What you are asked to do
Could you copy every entry exactly, dropping the pictures?

(Recorded data)
+---+

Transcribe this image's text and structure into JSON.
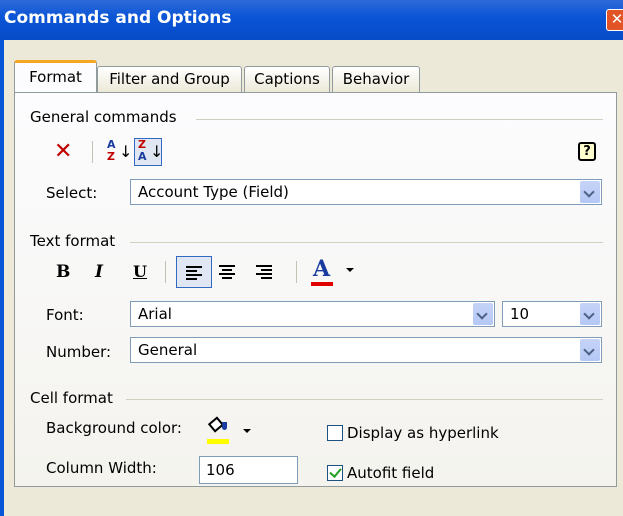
{
  "window": {
    "title": "Commands and Options",
    "close_glyph": "✕"
  },
  "tabs": [
    {
      "label": "Format",
      "active": true
    },
    {
      "label": "Filter and Group",
      "active": false
    },
    {
      "label": "Captions",
      "active": false
    },
    {
      "label": "Behavior",
      "active": false
    }
  ],
  "general_commands": {
    "heading": "General commands",
    "delete_glyph": "✕",
    "sort_asc": {
      "top": "A",
      "bottom": "Z"
    },
    "sort_desc": {
      "top": "Z",
      "bottom": "A"
    },
    "help_glyph": "?",
    "select_label": "Select:",
    "select_value": "Account Type (Field)"
  },
  "text_format": {
    "heading": "Text format",
    "bold_glyph": "B",
    "italic_glyph": "I",
    "underline_glyph": "U",
    "font_color_glyph": "A",
    "font_color": "#e00000",
    "font_label": "Font:",
    "font_value": "Arial",
    "size_value": "10",
    "number_label": "Number:",
    "number_value": "General"
  },
  "cell_format": {
    "heading": "Cell format",
    "background_label": "Background color:",
    "background_color": "#ffff00",
    "column_width_label": "Column Width:",
    "column_width_value": "106",
    "hyperlink_label": "Display as hyperlink",
    "hyperlink_checked": false,
    "autofit_label": "Autofit field",
    "autofit_checked": true
  }
}
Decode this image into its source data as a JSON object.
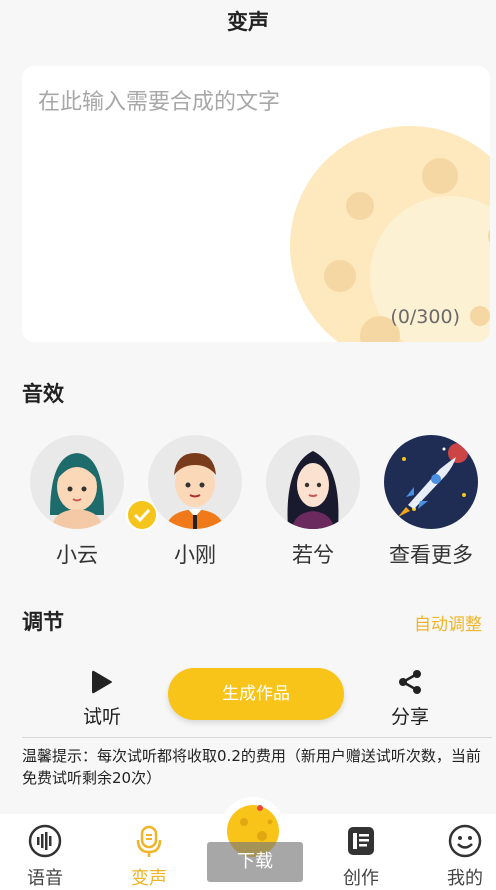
{
  "header": {
    "title": "变声"
  },
  "input": {
    "placeholder": "在此输入需要合成的文字",
    "counter": "(0/300)"
  },
  "effects": {
    "title": "音效",
    "voices": [
      {
        "name": "小云",
        "icon": "girl-avatar-icon",
        "selected": true
      },
      {
        "name": "小刚",
        "icon": "boy-avatar-icon",
        "selected": false
      },
      {
        "name": "若兮",
        "icon": "woman-avatar-icon",
        "selected": false
      },
      {
        "name": "查看更多",
        "icon": "rocket-icon",
        "selected": false
      }
    ]
  },
  "adjust": {
    "title": "调节",
    "auto_label": "自动调整"
  },
  "actions": {
    "preview_label": "试听",
    "generate_label": "生成作品",
    "share_label": "分享"
  },
  "tip": {
    "text": "温馨提示：每次试听都将收取0.2的费用（新用户赠送试听次数，当前免费试听剩余20次）"
  },
  "tabs": [
    {
      "label": "语音",
      "icon": "voice-wave-icon",
      "active": false
    },
    {
      "label": "变声",
      "icon": "microphone-icon",
      "active": true
    },
    {
      "label": "创作",
      "icon": "document-icon",
      "active": false
    },
    {
      "label": "我的",
      "icon": "smiley-icon",
      "active": false
    }
  ],
  "center": {
    "download_label": "下载"
  },
  "colors": {
    "accent": "#f8c41a",
    "accent_text": "#f0b429",
    "background": "#f7f7f7"
  }
}
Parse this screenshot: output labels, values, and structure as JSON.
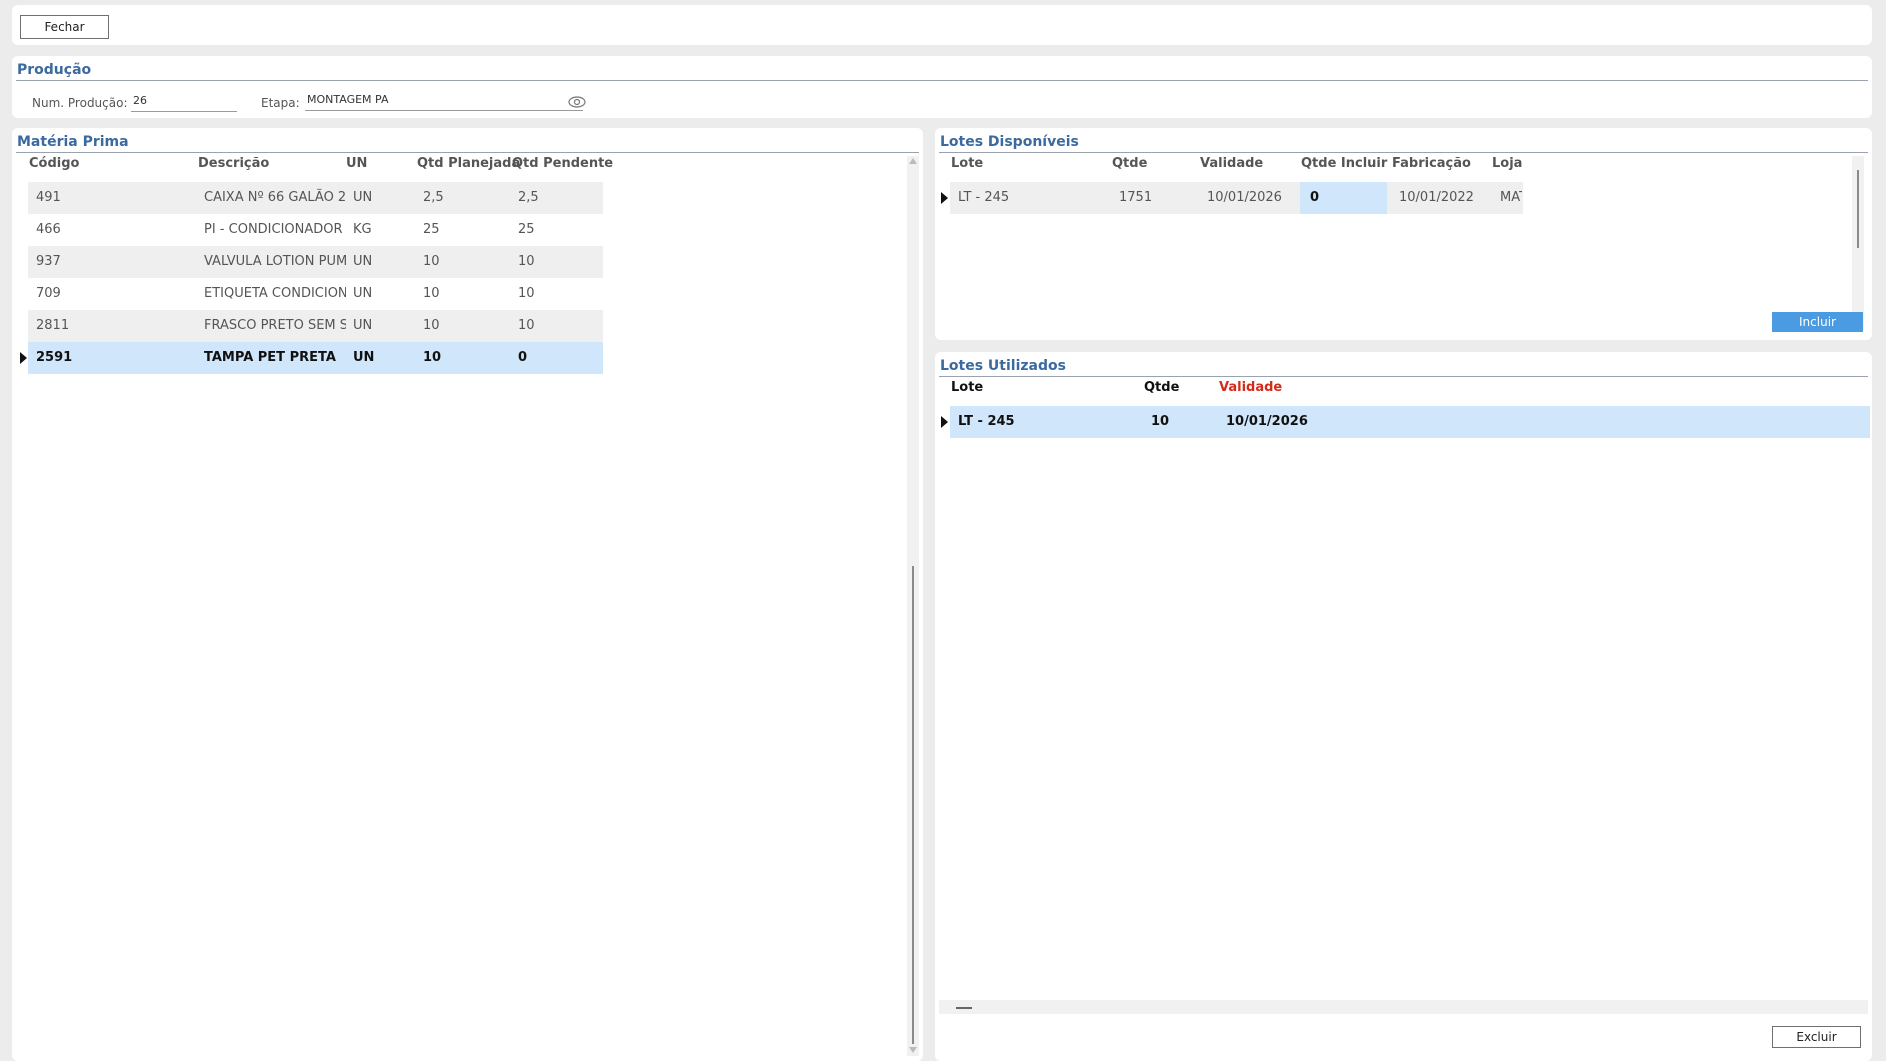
{
  "toolbar": {
    "close_label": "Fechar"
  },
  "producao": {
    "title": "Produção",
    "num_label": "Num. Produção:",
    "num_value": "26",
    "etapa_label": "Etapa:",
    "etapa_value": "MONTAGEM PA"
  },
  "materia_prima": {
    "title": "Matéria Prima",
    "columns": [
      "Código",
      "Descrição",
      "UN",
      "Qtd Planejada",
      "Qtd Pendente"
    ],
    "rows": [
      {
        "codigo": "491",
        "descricao": "CAIXA Nº 66 GALÃO 2",
        "un": "UN",
        "planejada": "2,5",
        "pendente": "2,5"
      },
      {
        "codigo": "466",
        "descricao": "PI - CONDICIONADOR",
        "un": "KG",
        "planejada": "25",
        "pendente": "25"
      },
      {
        "codigo": "937",
        "descricao": "VALVULA LOTION PUMP",
        "un": "UN",
        "planejada": "10",
        "pendente": "10"
      },
      {
        "codigo": "709",
        "descricao": "ETIQUETA CONDICIONADOR",
        "un": "UN",
        "planejada": "10",
        "pendente": "10"
      },
      {
        "codigo": "2811",
        "descricao": "FRASCO PRETO SEM SILK",
        "un": "UN",
        "planejada": "10",
        "pendente": "10"
      },
      {
        "codigo": "2591",
        "descricao": "TAMPA PET PRETA",
        "un": "UN",
        "planejada": "10",
        "pendente": "0"
      }
    ]
  },
  "lotes_disponiveis": {
    "title": "Lotes Disponíveis",
    "columns": [
      "Lote",
      "Qtde",
      "Validade",
      "Qtde Incluir",
      "Fabricação",
      "Loja"
    ],
    "rows": [
      {
        "lote": "LT - 245",
        "qtde": "1751",
        "validade": "10/01/2026",
        "incluir": "0",
        "fabricacao": "10/01/2022",
        "loja": "MAT"
      }
    ],
    "include_label": "Incluir"
  },
  "lotes_utilizados": {
    "title": "Lotes Utilizados",
    "columns": [
      "Lote",
      "Qtde",
      "Validade"
    ],
    "rows": [
      {
        "lote": "LT - 245",
        "qtde": "10",
        "validade": "10/01/2026"
      }
    ],
    "delete_label": "Excluir"
  },
  "colors": {
    "accent_title": "#3a6aa0",
    "selected_row": "#cfe6fb",
    "blue_button": "#4a9be2",
    "validade_header": "#d42a1a"
  }
}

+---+

Output of the task
Transcribe this image's text and structure into JSON.
{
  "window": {
    "title": "Commands and Options",
    "close_glyph": "✕"
  },
  "tabs": [
    {
      "label": "Format",
      "active": true
    },
    {
      "label": "Filter and Group",
      "active": false
    },
    {
      "label": "Captions",
      "active": false
    },
    {
      "label": "Behavior",
      "active": false
    }
  ],
  "general_commands": {
    "heading": "General commands",
    "delete_glyph": "✕",
    "sort_asc": {
      "top": "A",
      "bottom": "Z"
    },
    "sort_desc": {
      "top": "Z",
      "bottom": "A"
    },
    "help_glyph": "?",
    "select_label": "Select:",
    "select_value": "Account Type (Field)"
  },
  "text_format": {
    "heading": "Text format",
    "bold_glyph": "B",
    "italic_glyph": "I",
    "underline_glyph": "U",
    "font_color_glyph": "A",
    "font_color": "#e00000",
    "font_label": "Font:",
    "font_value": "Arial",
    "size_value": "10",
    "number_label": "Number:",
    "number_value": "General"
  },
  "cell_format": {
    "heading": "Cell format",
    "background_label": "Background color:",
    "background_color": "#ffff00",
    "column_width_label": "Column Width:",
    "column_width_value": "106",
    "hyperlink_label": "Display as hyperlink",
    "hyperlink_checked": false,
    "autofit_label": "Autofit field",
    "autofit_checked": true
  }
}
Decode this image into its source data as a JSON object.
{
  "header": {
    "title": "变声"
  },
  "input": {
    "placeholder": "在此输入需要合成的文字",
    "counter": "(0/300)"
  },
  "effects": {
    "title": "音效",
    "voices": [
      {
        "name": "小云",
        "icon": "girl-avatar-icon",
        "selected": true
      },
      {
        "name": "小刚",
        "icon": "boy-avatar-icon",
        "selected": false
      },
      {
        "name": "若兮",
        "icon": "woman-avatar-icon",
        "selected": false
      },
      {
        "name": "查看更多",
        "icon": "rocket-icon",
        "selected": false
      }
    ]
  },
  "adjust": {
    "title": "调节",
    "auto_label": "自动调整"
  },
  "actions": {
    "preview_label": "试听",
    "generate_label": "生成作品",
    "share_label": "分享"
  },
  "tip": {
    "text": "温馨提示：每次试听都将收取0.2的费用（新用户赠送试听次数，当前免费试听剩余20次）"
  },
  "tabs": [
    {
      "label": "语音",
      "icon": "voice-wave-icon",
      "active": false
    },
    {
      "label": "变声",
      "icon": "microphone-icon",
      "active": true
    },
    {
      "label": "创作",
      "icon": "document-icon",
      "active": false
    },
    {
      "label": "我的",
      "icon": "smiley-icon",
      "active": false
    }
  ],
  "center": {
    "download_label": "下载"
  },
  "colors": {
    "accent": "#f8c41a",
    "accent_text": "#f0b429",
    "background": "#f7f7f7"
  }
}
Parse this screenshot: output labels, values, and structure as JSON.
{
  "toolbar": {
    "close_label": "Fechar"
  },
  "producao": {
    "title": "Produção",
    "num_label": "Num. Produção:",
    "num_value": "26",
    "etapa_label": "Etapa:",
    "etapa_value": "MONTAGEM PA"
  },
  "materia_prima": {
    "title": "Matéria Prima",
    "columns": [
      "Código",
      "Descrição",
      "UN",
      "Qtd Planejada",
      "Qtd Pendente"
    ],
    "rows": [
      {
        "codigo": "491",
        "descricao": "CAIXA Nº 66 GALÃO 2",
        "un": "UN",
        "planejada": "2,5",
        "pendente": "2,5"
      },
      {
        "codigo": "466",
        "descricao": "PI - CONDICIONADOR",
        "un": "KG",
        "planejada": "25",
        "pendente": "25"
      },
      {
        "codigo": "937",
        "descricao": "VALVULA LOTION PUMP",
        "un": "UN",
        "planejada": "10",
        "pendente": "10"
      },
      {
        "codigo": "709",
        "descricao": "ETIQUETA CONDICIONADOR",
        "un": "UN",
        "planejada": "10",
        "pendente": "10"
      },
      {
        "codigo": "2811",
        "descricao": "FRASCO PRETO SEM SILK",
        "un": "UN",
        "planejada": "10",
        "pendente": "10"
      },
      {
        "codigo": "2591",
        "descricao": "TAMPA PET PRETA",
        "un": "UN",
        "planejada": "10",
        "pendente": "0"
      }
    ]
  },
  "lotes_disponiveis": {
    "title": "Lotes Disponíveis",
    "columns": [
      "Lote",
      "Qtde",
      "Validade",
      "Qtde Incluir",
      "Fabricação",
      "Loja"
    ],
    "rows": [
      {
        "lote": "LT - 245",
        "qtde": "1751",
        "validade": "10/01/2026",
        "incluir": "0",
        "fabricacao": "10/01/2022",
        "loja": "MAT"
      }
    ],
    "include_label": "Incluir"
  },
  "lotes_utilizados": {
    "title": "Lotes Utilizados",
    "columns": [
      "Lote",
      "Qtde",
      "Validade"
    ],
    "rows": [
      {
        "lote": "LT - 245",
        "qtde": "10",
        "validade": "10/01/2026"
      }
    ],
    "delete_label": "Excluir"
  },
  "colors": {
    "accent_title": "#3a6aa0",
    "selected_row": "#cfe6fb",
    "blue_button": "#4a9be2",
    "validade_header": "#d42a1a"
  }
}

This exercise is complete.